Thursday 3 October 11:30 - 12:00, Red room
Jan Sirmer (Avast Software)
Luigino Camastra (Avast software)
Adolf Středa (Avast software)
Since August 2018, we have been monitoring a new malware family, which we have named Rietspoof. Rietspoof is a new multi-stage malware that utilises different file types throughout its infection chain. It contains several types of stages - both extractors and downloaders; the third stage also contains support for remote-control commands. When we began tracking Rietspoof, it was updated approximately once a month. However, in January 2019, we noticed that the update cadence increased to daily updates.
We will share a detailed analysis of each stage, starting from the initial Microsoft Word document, serving as stage one. This stage is followed by a rather interestingly built and obfuscated Visual Basic Script leading to executable files serving as both bots and downloaders. We will describe all relevant parts of the Visual Basic Script, ranging from unusual anti-behaviour detections tricks used in the VBS to the function which led us to the next stage, which is a CAB file dropped from the VBS.
The third stage is an executable file expanded from the CAB file. This executable file is digitally signed by a valid certificate, mostly using Comodo CA. At the end of February, we found samples with different behaviour, where a new VBS file with bot capabilities was dropped from the CAB file. The third stage serves as a bot that also supports a downloader functionality. During our investigation, we noticed that the malware author was constantly modifying all the stages. We distilled these changes into a detailed timeline, where we can observe a lot of changes in the whole concept of this malware family, ranging from a reworked C&C communication to a completely rewritten second stage.
In the fourth stage, the malware author used an interesting dropper technique to deploy fileless malware downloaded from the C&C server. The fourth stage utilised the NTLM protocol to provide authentication and encryption of its communication with the C&C server.
It is not common to see a C&C communication protocol being modified to such an extent, given the level of effort required to change the communication protocol. Similarly, we rarely see a feature regression in the malware - we observed that the obfuscation of strings was removed in later versions of the third stage. Again, we will look at these changes in detail along with the underlying protocols.

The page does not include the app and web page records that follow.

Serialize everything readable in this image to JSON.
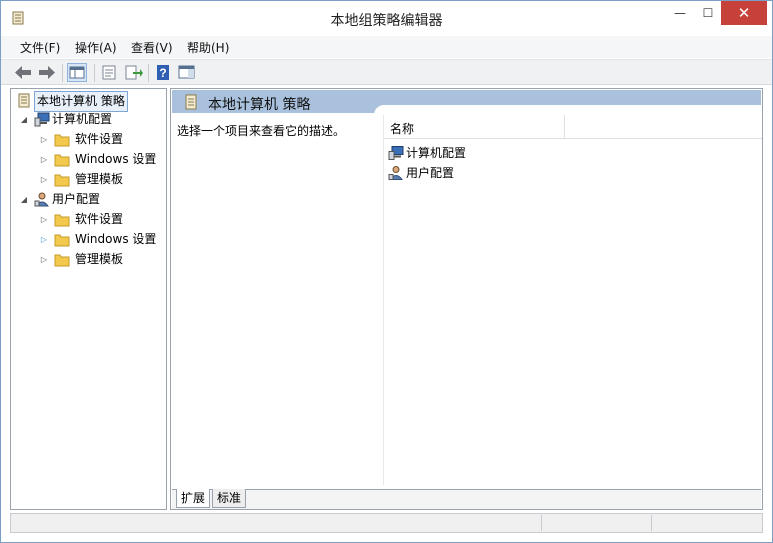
{
  "window": {
    "title": "本地组策略编辑器",
    "minimize": "—",
    "maximize": "☐",
    "close": "✕"
  },
  "menu": [
    {
      "label": "文件(F)"
    },
    {
      "label": "操作(A)"
    },
    {
      "label": "查看(V)"
    },
    {
      "label": "帮助(H)"
    }
  ],
  "toolbar": {
    "buttons": [
      "back-icon",
      "forward-icon",
      "show-hide-tree-icon",
      "properties-icon",
      "export-list-icon",
      "help-icon",
      "show-hide-action-pane-icon"
    ]
  },
  "tree": {
    "root": "本地计算机 策略",
    "computer": "计算机配置",
    "computer_children": [
      "软件设置",
      "Windows 设置",
      "管理模板"
    ],
    "user": "用户配置",
    "user_children": [
      "软件设置",
      "Windows 设置",
      "管理模板"
    ]
  },
  "detail": {
    "header": "本地计算机 策略",
    "description": "选择一个项目来查看它的描述。",
    "column_name": "名称",
    "items": [
      "计算机配置",
      "用户配置"
    ]
  },
  "tabs": [
    "扩展",
    "标准"
  ],
  "colors": {
    "accent_header": "#a9c1dc",
    "close_button": "#c7413b",
    "folder": "#f2c94c"
  }
}
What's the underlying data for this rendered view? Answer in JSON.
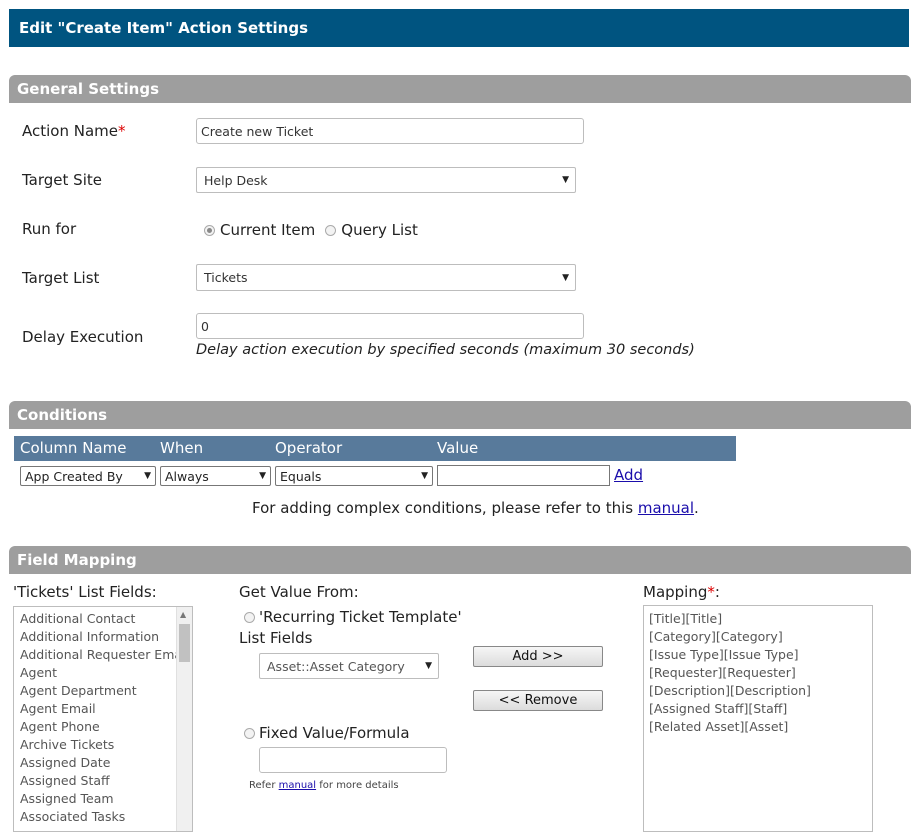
{
  "window_title": "Edit \"Create Item\" Action Settings",
  "general": {
    "header": "General Settings",
    "action_name_label": "Action Name",
    "required_mark": "*",
    "action_name_value": "Create new Ticket",
    "target_site_label": "Target Site",
    "target_site_value": "Help Desk",
    "run_for_label": "Run for",
    "run_for_options": [
      "Current Item",
      "Query List"
    ],
    "run_for_selected": "Current Item",
    "target_list_label": "Target List",
    "target_list_value": "Tickets",
    "delay_label": "Delay Execution",
    "delay_value": "0",
    "delay_hint": "Delay action execution by specified seconds (maximum 30 seconds)"
  },
  "conditions": {
    "header": "Conditions",
    "columns": [
      "Column Name",
      "When",
      "Operator",
      "Value"
    ],
    "column_name_value": "App Created By",
    "when_value": "Always",
    "operator_value": "Equals",
    "value_value": "",
    "add_link": "Add",
    "note_prefix": "For adding complex conditions, please refer to this",
    "note_link": "manual",
    "note_suffix": "."
  },
  "mapping": {
    "header": "Field Mapping",
    "list_fields_label": "'Tickets' List Fields:",
    "list_fields": [
      "Additional Contact",
      "Additional Information",
      "Additional Requester Email",
      "Agent",
      "Agent Department",
      "Agent Email",
      "Agent Phone",
      "Archive Tickets",
      "Assigned Date",
      "Assigned Staff",
      "Assigned Team",
      "Associated Tasks"
    ],
    "get_value_label": "Get Value From:",
    "source_option_1": "'Recurring Ticket Template'",
    "source_option_1b": "List Fields",
    "source_select_value": "Asset::Asset Category",
    "source_option_2": "Fixed Value/Formula",
    "fixed_value": "",
    "refer_prefix": "Refer",
    "refer_link": "manual",
    "refer_suffix": "for more details",
    "add_button": "Add >>",
    "remove_button": "<< Remove",
    "mapping_label": "Mapping",
    "mapping_items": [
      "[Title][Title]",
      "[Category][Category]",
      "[Issue Type][Issue Type]",
      "[Requester][Requester]",
      "[Description][Description]",
      "[Assigned Staff][Staff]",
      "[Related Asset][Asset]"
    ]
  },
  "colors": {
    "title_bar": "#005480",
    "section_header": "#9e9e9e",
    "condition_header": "#587a9b",
    "required": "#dd0000",
    "link": "#1a0dab"
  }
}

Although we are monitoring Rietspoof very carefully, our hypothesis is that its authors are still developing this malware and because of this, we only have testing samples.
Jan Sirmer is a malware analysis team lead at Avast. His main specialization is analysing malicious Java threats, Android applications and exploits, macro viruses, web-based malware and other non-executable malware. During the course of his career, Jan has authored blog posts about phishing threats, malicious web exploits and Android threats. In the past, he has presented his research at AVAR, Botconf, FIRST, RSA, Virus Bulletin and WebExpo.
Luigino Camastra is a malware researcher at Avast. His main specialization is the reverse engineering of PE files, identifying malware families, and writing detection rules. He is mainly interested in researching new malware families. Currently, he is a Master's degree student at the Faculty of Information Technology at Czech Technical University with a specialization in IT security. So far, he has presented his research at APWG.
Adolf Středa is a reverse engineer at Avast. He specializes in botnets, more specifically botnet communication analysis and information extraction. He is also a Ph.D. student at the Faculty of Mathematics and Physics of the Charles University in Prague, Czech Republic, specializing in cryptography. So far, he has presented his research at SantaCrypt, AVAR, Botconf and Virus Bulletin.
Paul Chichester (National Cyber Security Centre, UK)
Jaeki Kim (Financial Security Institute)
Kyoung-Ju Kwak (Financial Security Institute)
Min-Chang Jang (Financial Security Institute)
Chester Wisniewski (Sophos)
Ross McKerchar (Sophos)